Megan Deal asked asked me to name 3-5 of my favorite logo marks. Here’s what I sent her.
Dutch Rail logo by Gert Dumbar at Tel Design
The mark, designed in 1968, is still in use today. As I travelled through the Netherlands, unable to speak or read the language, I simply followed the mark. It worked. Universally, the mark says travel by rail. Since it’s always on a train, schedule, conductor, etc… There’s no need to spell out Dutch Rail.
Swiss Exhibition by Armin Hofmann
Recognizable by the iconic Swiss cross and “E” for exhibition, it’s a name and a mark all at once. Again, why spell out what doesn’t need to be spelled out?
Big Ten by Michael Bierut, Michael Gericke and team at Pentagram
As you can tell, I’m fond of marks that don’t over communicate. Why write out “BIG TEN,” when you can simply say “BIG?”
Cummins by Paul Rand
Rand created a dynamic identity before dynamic identities were cool. The mark, created in 1962, is still in use today. Next time you’re on a road trip, look for this mark in chrome on the pickup trucks (typically Dodge Rams) you pass by.
5 tips for making a better mark:
- You don’t have to spell everything out.
- Letterforms are shapes.
- Patiently observe as serendipity reveals itself within the letterforms.
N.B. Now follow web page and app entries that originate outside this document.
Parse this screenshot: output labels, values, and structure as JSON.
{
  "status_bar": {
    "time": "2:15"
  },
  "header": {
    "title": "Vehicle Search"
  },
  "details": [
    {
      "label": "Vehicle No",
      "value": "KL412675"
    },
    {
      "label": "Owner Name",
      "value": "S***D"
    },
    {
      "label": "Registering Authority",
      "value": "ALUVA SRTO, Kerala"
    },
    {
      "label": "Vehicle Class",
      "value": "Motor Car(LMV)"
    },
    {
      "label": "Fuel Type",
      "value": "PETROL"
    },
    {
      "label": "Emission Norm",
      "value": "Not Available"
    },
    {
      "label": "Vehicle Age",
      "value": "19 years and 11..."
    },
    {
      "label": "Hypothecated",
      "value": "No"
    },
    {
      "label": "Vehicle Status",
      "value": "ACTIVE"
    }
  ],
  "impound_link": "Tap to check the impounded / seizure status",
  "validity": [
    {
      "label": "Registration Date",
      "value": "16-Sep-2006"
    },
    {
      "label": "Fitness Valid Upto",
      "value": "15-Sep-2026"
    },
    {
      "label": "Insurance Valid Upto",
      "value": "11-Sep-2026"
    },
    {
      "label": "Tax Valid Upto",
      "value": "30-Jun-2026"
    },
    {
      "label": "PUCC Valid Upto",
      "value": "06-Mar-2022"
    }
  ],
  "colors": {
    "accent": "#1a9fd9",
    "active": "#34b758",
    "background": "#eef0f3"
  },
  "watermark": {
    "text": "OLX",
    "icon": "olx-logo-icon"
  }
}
For example: The Big Ten and Swiss Exhibition each appear serendipitously preordained, as if the “10” was always hidden within “IG” and the “E” a natural appendage of the Swiss Cross – each yearning for discovery by their artists’ eyes prior to conception.
- Simplicity leads to longevity.
- Design a mark so that anybody, especially non-designers, can draw it from memory.